"Lord Snow," said The Norrey, "where do you mean to put these wild-lings o' yours? Not on my lands, I hope."
"Aye," declared Old Flint. "You want them in the Gift, that's your folly, but see they don't wander off or I'll send you back their heads. Winter is nigh, I want no more mouths to feed."
"The wildlings will remain upon the Wall," Jon assured them.

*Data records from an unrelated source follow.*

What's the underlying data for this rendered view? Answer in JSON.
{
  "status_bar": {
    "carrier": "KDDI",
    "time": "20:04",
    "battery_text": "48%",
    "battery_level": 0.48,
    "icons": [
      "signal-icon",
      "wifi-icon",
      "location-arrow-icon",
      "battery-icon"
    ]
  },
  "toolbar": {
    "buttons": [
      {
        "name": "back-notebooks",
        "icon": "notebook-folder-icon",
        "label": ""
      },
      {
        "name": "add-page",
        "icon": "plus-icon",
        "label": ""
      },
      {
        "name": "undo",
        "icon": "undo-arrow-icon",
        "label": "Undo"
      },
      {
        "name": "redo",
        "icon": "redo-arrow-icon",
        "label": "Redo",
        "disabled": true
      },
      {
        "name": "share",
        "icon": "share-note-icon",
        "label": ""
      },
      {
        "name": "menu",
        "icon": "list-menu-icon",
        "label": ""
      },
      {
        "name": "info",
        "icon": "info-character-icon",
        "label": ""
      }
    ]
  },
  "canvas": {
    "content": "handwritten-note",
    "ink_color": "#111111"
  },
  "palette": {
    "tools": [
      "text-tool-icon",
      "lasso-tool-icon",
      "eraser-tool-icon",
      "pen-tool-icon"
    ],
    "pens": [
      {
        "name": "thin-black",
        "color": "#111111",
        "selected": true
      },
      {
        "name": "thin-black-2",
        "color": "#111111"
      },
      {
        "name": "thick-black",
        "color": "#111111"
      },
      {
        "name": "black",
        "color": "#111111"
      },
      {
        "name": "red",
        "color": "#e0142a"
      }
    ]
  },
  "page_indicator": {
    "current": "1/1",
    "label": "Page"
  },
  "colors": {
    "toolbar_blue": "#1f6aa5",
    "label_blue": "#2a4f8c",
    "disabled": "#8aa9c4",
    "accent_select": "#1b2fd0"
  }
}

"Most will be housed in one of our abandoned castles." The Watch now had garrisons at Icemark, Long Barrow, Sable Hall, Greyguard, and Deep Lake, all badly undermanned, but ten castles still stood empty and abandoned. "Men with wives and children, all orphan girls and any orphan boys below the age of ten, old women, widowed mothers, any woman who does not care to fight. The spearwives we'll send to Long Barrow to join their sisters, single men to the other forts we've reopened. Those who take the black will remain here, or be posted to Eastwatch or the Shadow Tower. Tormund will take Oakenshield as his seat, to keep him close at hand."
Bowen Marsh sighed. "If they do not slay us with their swords, they will do so with their mouths. Pray, how does the lord commander propose to feed Tormund and his thousands?"
Jon had anticipated that question. "Through Eastwatch. We will bring in food by ship, as much as might be required. From the riverlands and the stormlands and the Vale of Arryn, from Dorne and the Reach, across the narrow sea from the Free Cities."
"And this food will be paid for ... how, if I may ask?"
With gold, from the Iron Bank of Braavos, Jon might have replied. Instead he said, "I have agreed that the free folk may keep their furs and pelts. They will need those for warmth when winter comes. All other wealth they must surrender. Gold and silver, amber, gemstones, carvings, anything of value. We will ship it all across the narrow sea to be sold in the Free Cities."